→ **Task prompt**: Pull each line with the string "Kavya" from the entries.
(Information supplied)
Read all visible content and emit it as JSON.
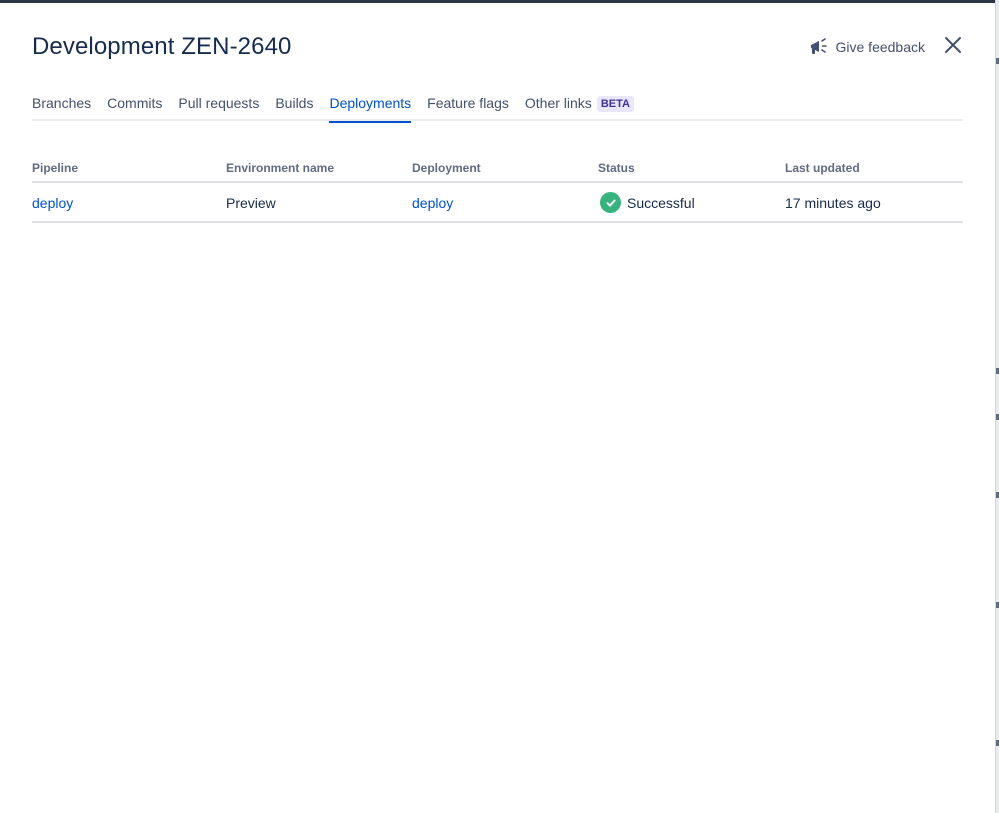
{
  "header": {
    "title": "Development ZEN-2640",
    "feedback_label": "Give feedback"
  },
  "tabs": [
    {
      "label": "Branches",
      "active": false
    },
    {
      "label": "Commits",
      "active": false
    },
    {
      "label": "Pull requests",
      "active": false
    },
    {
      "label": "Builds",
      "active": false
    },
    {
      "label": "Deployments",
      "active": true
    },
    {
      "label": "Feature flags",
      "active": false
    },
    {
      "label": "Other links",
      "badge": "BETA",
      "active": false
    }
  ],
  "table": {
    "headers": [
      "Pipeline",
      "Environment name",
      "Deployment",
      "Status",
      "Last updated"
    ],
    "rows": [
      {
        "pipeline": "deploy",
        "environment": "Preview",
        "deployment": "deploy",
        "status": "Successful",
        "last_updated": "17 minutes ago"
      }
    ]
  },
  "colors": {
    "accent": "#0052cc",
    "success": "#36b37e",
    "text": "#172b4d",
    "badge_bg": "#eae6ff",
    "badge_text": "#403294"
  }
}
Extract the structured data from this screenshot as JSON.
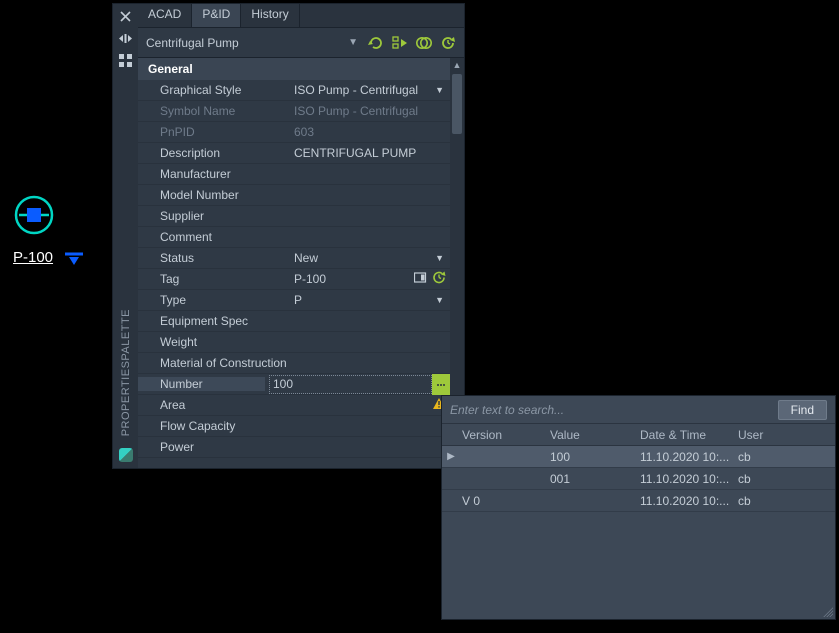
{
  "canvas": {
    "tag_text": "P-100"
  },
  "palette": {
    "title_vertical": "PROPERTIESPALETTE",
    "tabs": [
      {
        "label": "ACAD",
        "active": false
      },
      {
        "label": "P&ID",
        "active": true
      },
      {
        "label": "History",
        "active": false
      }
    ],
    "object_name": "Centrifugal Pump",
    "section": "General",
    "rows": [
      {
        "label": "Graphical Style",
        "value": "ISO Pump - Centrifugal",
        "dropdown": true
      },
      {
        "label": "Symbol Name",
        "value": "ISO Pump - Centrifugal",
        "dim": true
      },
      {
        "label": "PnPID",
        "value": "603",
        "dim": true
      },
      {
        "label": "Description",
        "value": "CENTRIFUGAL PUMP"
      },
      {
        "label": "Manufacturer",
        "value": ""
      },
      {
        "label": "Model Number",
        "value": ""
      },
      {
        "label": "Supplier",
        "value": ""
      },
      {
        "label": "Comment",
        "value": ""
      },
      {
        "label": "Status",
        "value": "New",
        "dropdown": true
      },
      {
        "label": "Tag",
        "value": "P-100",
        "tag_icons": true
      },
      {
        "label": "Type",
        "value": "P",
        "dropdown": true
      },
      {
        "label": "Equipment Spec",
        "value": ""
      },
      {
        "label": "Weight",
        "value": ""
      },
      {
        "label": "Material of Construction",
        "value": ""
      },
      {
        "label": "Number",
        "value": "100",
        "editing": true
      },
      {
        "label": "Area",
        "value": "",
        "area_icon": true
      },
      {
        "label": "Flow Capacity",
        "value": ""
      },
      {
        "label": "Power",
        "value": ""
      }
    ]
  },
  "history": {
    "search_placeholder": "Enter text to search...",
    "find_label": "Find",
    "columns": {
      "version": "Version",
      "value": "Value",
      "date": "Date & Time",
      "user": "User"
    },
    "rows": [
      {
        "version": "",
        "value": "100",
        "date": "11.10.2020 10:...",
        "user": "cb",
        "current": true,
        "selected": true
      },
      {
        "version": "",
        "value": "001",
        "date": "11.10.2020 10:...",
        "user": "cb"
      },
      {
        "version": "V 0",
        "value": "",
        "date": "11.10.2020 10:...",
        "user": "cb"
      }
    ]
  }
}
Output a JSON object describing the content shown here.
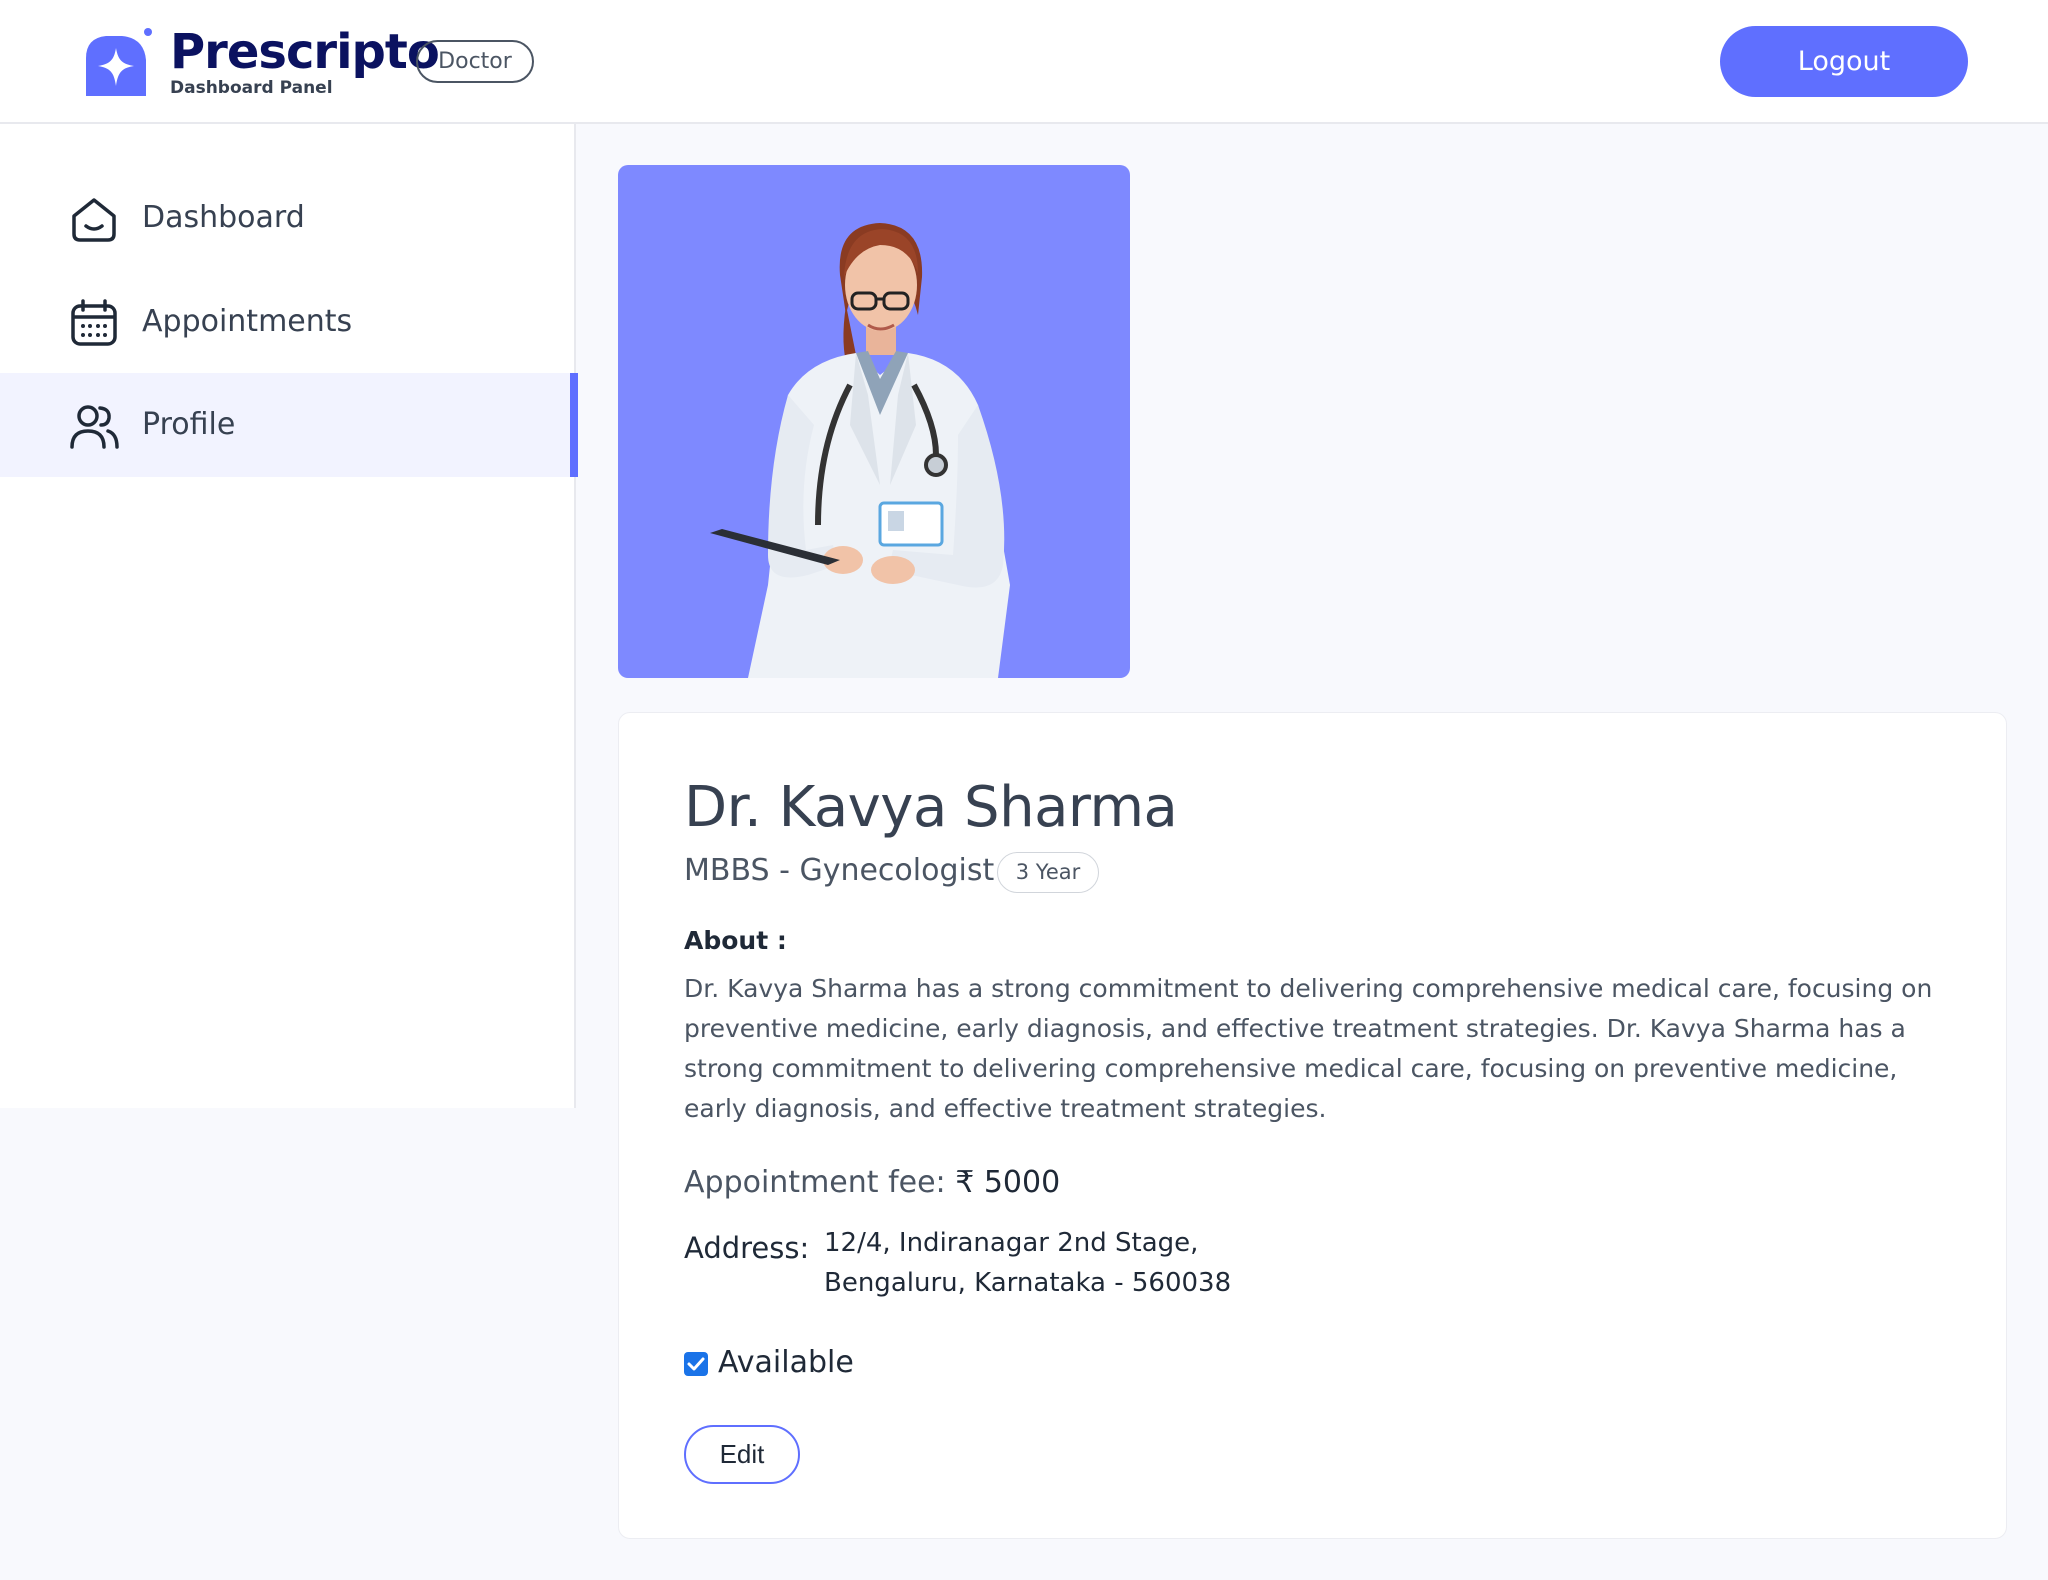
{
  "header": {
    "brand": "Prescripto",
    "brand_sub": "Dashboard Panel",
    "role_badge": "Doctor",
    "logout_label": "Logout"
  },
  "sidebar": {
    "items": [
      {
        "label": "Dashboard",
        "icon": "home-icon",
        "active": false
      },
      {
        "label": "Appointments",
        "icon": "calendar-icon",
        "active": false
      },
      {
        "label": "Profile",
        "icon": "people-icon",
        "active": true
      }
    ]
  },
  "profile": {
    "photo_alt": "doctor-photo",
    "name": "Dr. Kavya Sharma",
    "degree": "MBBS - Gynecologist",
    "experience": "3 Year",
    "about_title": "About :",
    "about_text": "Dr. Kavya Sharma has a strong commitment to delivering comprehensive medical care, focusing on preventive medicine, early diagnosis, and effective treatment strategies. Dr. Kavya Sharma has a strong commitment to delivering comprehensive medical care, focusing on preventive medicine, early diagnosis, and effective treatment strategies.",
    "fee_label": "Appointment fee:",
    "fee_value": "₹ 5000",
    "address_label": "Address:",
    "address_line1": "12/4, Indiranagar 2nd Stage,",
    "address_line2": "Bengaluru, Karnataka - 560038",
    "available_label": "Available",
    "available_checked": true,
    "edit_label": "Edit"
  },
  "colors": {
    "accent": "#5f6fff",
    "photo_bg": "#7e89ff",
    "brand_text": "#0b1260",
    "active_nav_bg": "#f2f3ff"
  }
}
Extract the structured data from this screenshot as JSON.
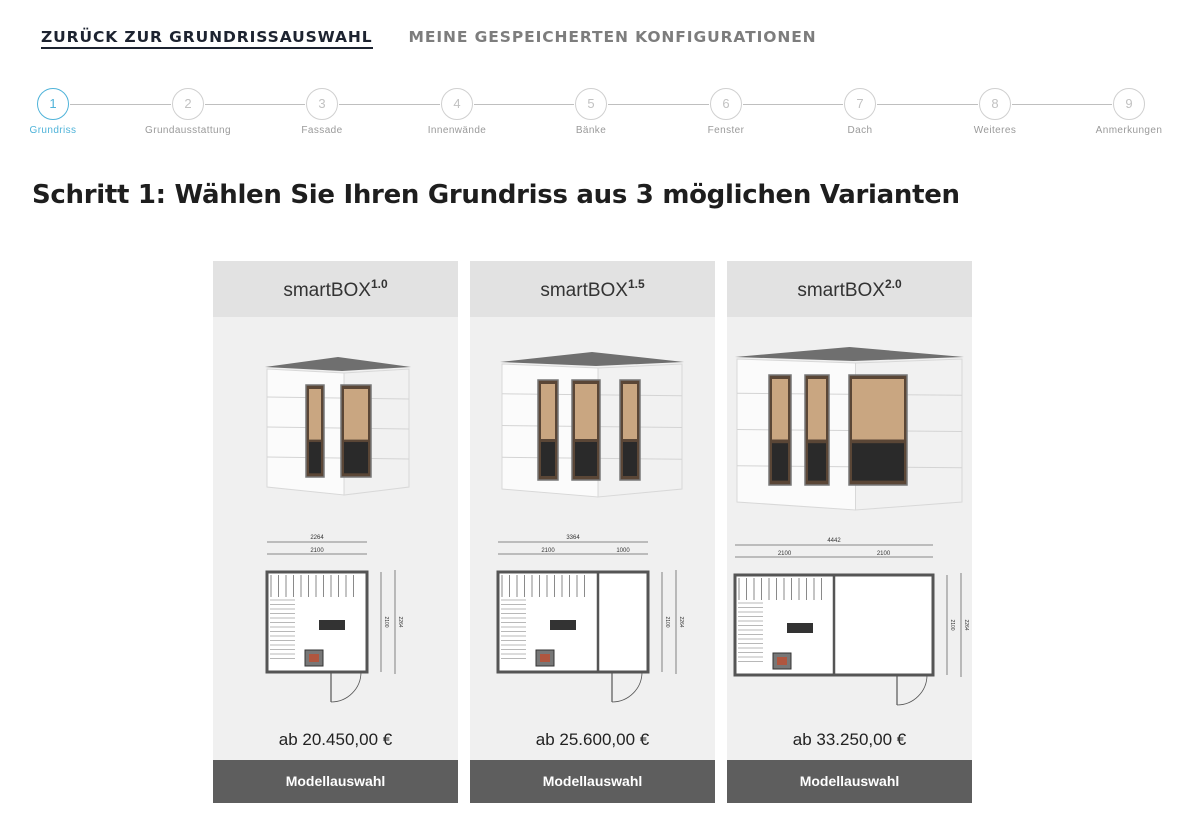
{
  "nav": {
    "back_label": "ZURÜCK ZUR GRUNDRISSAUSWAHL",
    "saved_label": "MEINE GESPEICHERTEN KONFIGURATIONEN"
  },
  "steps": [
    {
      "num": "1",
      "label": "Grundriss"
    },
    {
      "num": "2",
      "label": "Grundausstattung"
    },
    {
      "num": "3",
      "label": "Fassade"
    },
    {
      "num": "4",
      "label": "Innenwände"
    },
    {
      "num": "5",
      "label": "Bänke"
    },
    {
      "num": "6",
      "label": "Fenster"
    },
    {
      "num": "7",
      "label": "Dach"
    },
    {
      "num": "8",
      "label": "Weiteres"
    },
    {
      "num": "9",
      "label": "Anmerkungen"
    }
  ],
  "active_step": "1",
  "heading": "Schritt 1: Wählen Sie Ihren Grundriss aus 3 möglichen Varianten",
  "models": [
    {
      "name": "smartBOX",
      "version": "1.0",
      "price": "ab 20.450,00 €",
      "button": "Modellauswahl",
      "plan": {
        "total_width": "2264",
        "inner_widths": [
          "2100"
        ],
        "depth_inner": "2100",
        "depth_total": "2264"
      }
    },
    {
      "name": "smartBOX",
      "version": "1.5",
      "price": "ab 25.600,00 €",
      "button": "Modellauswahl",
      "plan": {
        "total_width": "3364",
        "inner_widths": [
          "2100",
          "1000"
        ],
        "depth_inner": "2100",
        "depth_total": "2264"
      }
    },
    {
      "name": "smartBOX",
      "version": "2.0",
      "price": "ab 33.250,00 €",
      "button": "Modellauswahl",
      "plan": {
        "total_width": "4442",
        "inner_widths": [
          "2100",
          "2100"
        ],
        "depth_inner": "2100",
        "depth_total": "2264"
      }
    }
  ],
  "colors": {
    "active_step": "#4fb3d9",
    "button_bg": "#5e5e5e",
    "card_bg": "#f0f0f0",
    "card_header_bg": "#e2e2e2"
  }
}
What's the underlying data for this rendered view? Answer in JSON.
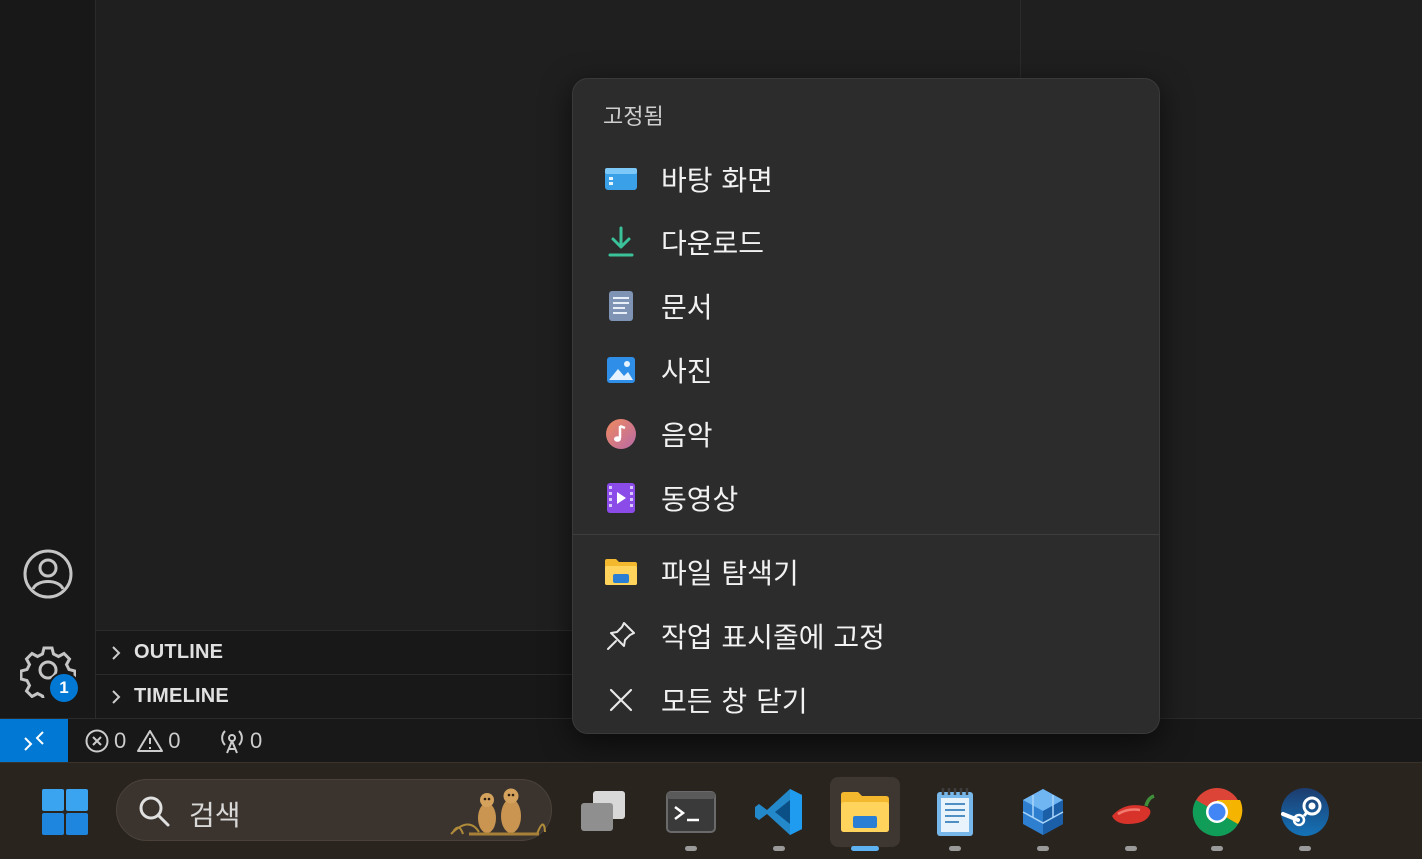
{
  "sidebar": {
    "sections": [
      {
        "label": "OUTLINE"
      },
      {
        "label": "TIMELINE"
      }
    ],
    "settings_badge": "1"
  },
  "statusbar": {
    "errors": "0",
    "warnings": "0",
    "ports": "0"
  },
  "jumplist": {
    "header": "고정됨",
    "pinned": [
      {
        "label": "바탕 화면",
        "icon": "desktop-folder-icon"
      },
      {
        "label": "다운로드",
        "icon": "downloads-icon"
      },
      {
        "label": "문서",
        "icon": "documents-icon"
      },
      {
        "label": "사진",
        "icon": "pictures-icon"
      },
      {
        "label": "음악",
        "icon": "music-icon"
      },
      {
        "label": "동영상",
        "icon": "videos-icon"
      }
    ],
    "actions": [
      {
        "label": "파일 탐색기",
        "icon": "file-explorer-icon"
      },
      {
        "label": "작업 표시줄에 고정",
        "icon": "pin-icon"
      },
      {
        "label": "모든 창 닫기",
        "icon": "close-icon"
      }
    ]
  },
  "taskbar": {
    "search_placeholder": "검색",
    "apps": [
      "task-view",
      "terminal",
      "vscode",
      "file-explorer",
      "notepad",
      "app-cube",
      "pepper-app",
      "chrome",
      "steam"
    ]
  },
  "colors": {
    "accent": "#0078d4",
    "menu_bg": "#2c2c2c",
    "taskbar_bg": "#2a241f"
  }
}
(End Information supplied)
→ **Solution to this problem**:
    "name": "Dr. Kavya Sharma",
    "about_text": "Dr. Kavya Sharma has a strong commitment to delivering comprehensive medical care, focusing on preventive medicine, early diagnosis, and effective treatment strategies. Dr. Kavya Sharma has a strong commitment to delivering comprehensive medical care, focusing on preventive medicine, early diagnosis, and effective treatment strategies.",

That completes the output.